There has to come a time where we do away with these foolish concepts of right and wrong. We have to stop forcing them on each other like it is some duty from God for us to have everyone else conform to our understanding of right and wrong.
I have to ask, “Isn’t this country big enough for all views?” Can’t I live my life under the governing laws of this countries jurisdiction, as you? Shouldn’t we be more focused on the ideals of striving toward equality in this country? The truth is that if we keep going down this road of looking toward everyone in difference, then no one will be equal. No one will be right because everyone will be wrong. And if this happens the seeds of fear will be planted. And from coast to coast, like a forest it will grow and spread, and we will be living the illusion of fear.
I don’t want that for us. I want the truth. I look at my computer, I see my tabs: Facebook, Twitter, my E-mail, and so on and I see potential. I know right now, a lot of misinformation is getting into the hands of people who live in fear. I know so many people want to view others as wrong; yet, I also know truth is stronger than right and wrong, because truth is in both. Truth exists in everything and once truth is found the arguing stops because truth never needs to be defended. I believe the truth will come out. I believe we will conquer the fear dividing this country and we will see that all along we’ve been looking in the mirror and just arguing with ourselves.

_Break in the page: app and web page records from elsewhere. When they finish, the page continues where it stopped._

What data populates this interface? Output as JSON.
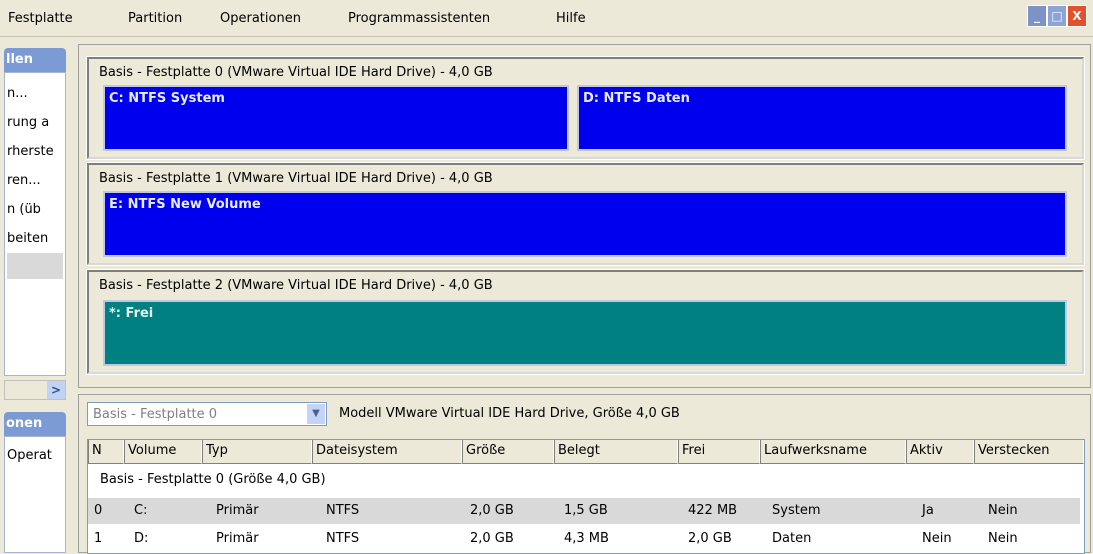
{
  "menu": {
    "items": [
      "Festplatte",
      "Partition",
      "Operationen",
      "Programmassistenten",
      "Hilfe"
    ]
  },
  "window_buttons": {
    "minimize": "_",
    "maximize": "□",
    "close": "X"
  },
  "sidebar": {
    "head1": "llen",
    "items": [
      "n...",
      "rung a",
      "rherste",
      "ren...",
      "n (üb",
      "beiten"
    ],
    "scroll_arrow": ">",
    "head2": "onen",
    "bottom_item": "Operat"
  },
  "disks": [
    {
      "label": "Basis -  Festplatte 0 (VMware Virtual IDE Hard Drive) - 4,0 GB",
      "partitions": [
        {
          "label": "C: NTFS System",
          "type": "ntfs"
        },
        {
          "label": "D: NTFS Daten",
          "type": "ntfs"
        }
      ]
    },
    {
      "label": "Basis -  Festplatte 1 (VMware Virtual IDE Hard Drive) - 4,0 GB",
      "partitions": [
        {
          "label": "E: NTFS New Volume",
          "type": "ntfs"
        }
      ]
    },
    {
      "label": "Basis -  Festplatte 2 (VMware Virtual IDE Hard Drive) - 4,0 GB",
      "partitions": [
        {
          "label": "*: Frei",
          "type": "free"
        }
      ]
    }
  ],
  "bottom": {
    "combo_value": "Basis - Festplatte 0",
    "model_text": "Modell VMware Virtual IDE Hard Drive, Größe 4,0 GB",
    "columns": [
      "N",
      "Volume",
      "Typ",
      "Dateisystem",
      "Größe",
      "Belegt",
      "Frei",
      "Laufwerksname",
      "Aktiv",
      "Verstecken"
    ],
    "group_title": "Basis -  Festplatte 0 (Größe 4,0 GB)",
    "rows": [
      [
        "0",
        "C:",
        "Primär",
        "NTFS",
        "2,0 GB",
        "1,5 GB",
        "422 MB",
        "System",
        "Ja",
        "Nein"
      ],
      [
        "1",
        "D:",
        "Primär",
        "NTFS",
        "2,0 GB",
        "4,3 MB",
        "2,0 GB",
        "Daten",
        "Nein",
        "Nein"
      ]
    ]
  },
  "colors": {
    "ntfs": "#0000ee",
    "free": "#008080",
    "sidebar_head": "#7c9bd5",
    "background": "#ece9d8"
  }
}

I do not think I am right in my view. I just think I had something to say and maybe this is just me conquering another fear: my fear that we can’t get over our differences and grow beyond the views of right and wrong. When I look in the mirror I can’t argue anymore, because I see you in me. I see us struggling together. Maybe this is where we all could see eye to eye.